## Activity
The data must be returned exactly. No line may be left out.

[Stored items]
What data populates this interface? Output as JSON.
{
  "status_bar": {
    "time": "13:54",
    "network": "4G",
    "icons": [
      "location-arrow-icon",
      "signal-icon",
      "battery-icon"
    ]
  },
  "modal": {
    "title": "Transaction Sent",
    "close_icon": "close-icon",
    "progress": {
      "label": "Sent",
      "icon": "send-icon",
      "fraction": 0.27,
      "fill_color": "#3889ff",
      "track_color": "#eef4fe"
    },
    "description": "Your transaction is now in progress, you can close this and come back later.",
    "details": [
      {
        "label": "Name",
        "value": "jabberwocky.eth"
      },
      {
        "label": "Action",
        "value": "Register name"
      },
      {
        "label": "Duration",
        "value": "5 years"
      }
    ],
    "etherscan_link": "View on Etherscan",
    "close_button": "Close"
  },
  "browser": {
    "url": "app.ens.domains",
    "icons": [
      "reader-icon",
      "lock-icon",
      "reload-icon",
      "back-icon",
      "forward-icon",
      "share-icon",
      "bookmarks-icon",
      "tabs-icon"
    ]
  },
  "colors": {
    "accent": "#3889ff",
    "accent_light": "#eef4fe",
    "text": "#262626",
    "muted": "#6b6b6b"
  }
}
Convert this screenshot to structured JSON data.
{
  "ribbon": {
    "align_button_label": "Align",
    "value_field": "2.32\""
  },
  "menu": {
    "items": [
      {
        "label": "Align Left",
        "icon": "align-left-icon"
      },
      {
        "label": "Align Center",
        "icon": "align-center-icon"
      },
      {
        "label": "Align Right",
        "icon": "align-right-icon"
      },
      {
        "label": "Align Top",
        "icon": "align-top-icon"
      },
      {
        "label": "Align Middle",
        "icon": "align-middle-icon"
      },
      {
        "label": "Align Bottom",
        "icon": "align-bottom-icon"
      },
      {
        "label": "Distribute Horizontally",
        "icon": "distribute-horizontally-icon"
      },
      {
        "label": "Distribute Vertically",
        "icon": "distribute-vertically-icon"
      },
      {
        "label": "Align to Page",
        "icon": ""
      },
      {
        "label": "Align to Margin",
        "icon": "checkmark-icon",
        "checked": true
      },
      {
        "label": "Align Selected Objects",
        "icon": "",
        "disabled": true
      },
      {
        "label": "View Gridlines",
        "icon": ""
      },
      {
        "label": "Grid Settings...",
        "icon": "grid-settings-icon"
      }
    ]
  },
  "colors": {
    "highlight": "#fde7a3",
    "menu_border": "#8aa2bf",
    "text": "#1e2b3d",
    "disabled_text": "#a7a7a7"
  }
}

## Exercise solution
What data populates this interface? Output as JSON.
{
  "status_bar": {
    "time": "13:54",
    "network": "4G",
    "icons": [
      "location-arrow-icon",
      "signal-icon",
      "battery-icon"
    ]
  },
  "modal": {
    "title": "Transaction Sent",
    "close_icon": "close-icon",
    "progress": {
      "label": "Sent",
      "icon": "send-icon",
      "fraction": 0.27,
      "fill_color": "#3889ff",
      "track_color": "#eef4fe"
    },
    "description": "Your transaction is now in progress, you can close this and come back later.",
    "details": [
      {
        "label": "Name",
        "value": "jabberwocky.eth"
      },
      {
        "label": "Action",
        "value": "Register name"
      },
      {
        "label": "Duration",
        "value": "5 years"
      }
    ],
    "etherscan_link": "View on Etherscan",
    "close_button": "Close"
  },
  "browser": {
    "url": "app.ens.domains",
    "icons": [
      "reader-icon",
      "lock-icon",
      "reload-icon",
      "back-icon",
      "forward-icon",
      "share-icon",
      "bookmarks-icon",
      "tabs-icon"
    ]
  },
  "colors": {
    "accent": "#3889ff",
    "accent_light": "#eef4fe",
    "text": "#262626",
    "muted": "#6b6b6b"
  }
}
Convert this screenshot to structured JSON data.
{
  "ribbon": {
    "align_button_label": "Align",
    "value_field": "2.32\""
  },
  "menu": {
    "items": [
      {
        "label": "Align Left",
        "icon": "align-left-icon"
      },
      {
        "label": "Align Center",
        "icon": "align-center-icon"
      },
      {
        "label": "Align Right",
        "icon": "align-right-icon"
      },
      {
        "label": "Align Top",
        "icon": "align-top-icon"
      },
      {
        "label": "Align Middle",
        "icon": "align-middle-icon"
      },
      {
        "label": "Align Bottom",
        "icon": "align-bottom-icon"
      },
      {
        "label": "Distribute Horizontally",
        "icon": "distribute-horizontally-icon"
      },
      {
        "label": "Distribute Vertically",
        "icon": "distribute-vertically-icon"
      },
      {
        "label": "Align to Page",
        "icon": ""
      },
      {
        "label": "Align to Margin",
        "icon": "checkmark-icon",
        "checked": true
      },
      {
        "label": "Align Selected Objects",
        "icon": "",
        "disabled": true
      },
      {
        "label": "View Gridlines",
        "icon": ""
      },
      {
        "label": "Grid Settings...",
        "icon": "grid-settings-icon"
      }
    ]
  },
  "colors": {
    "highlight": "#fde7a3",
    "menu_border": "#8aa2bf",
    "text": "#1e2b3d",
    "disabled_text": "#a7a7a7"
  }
}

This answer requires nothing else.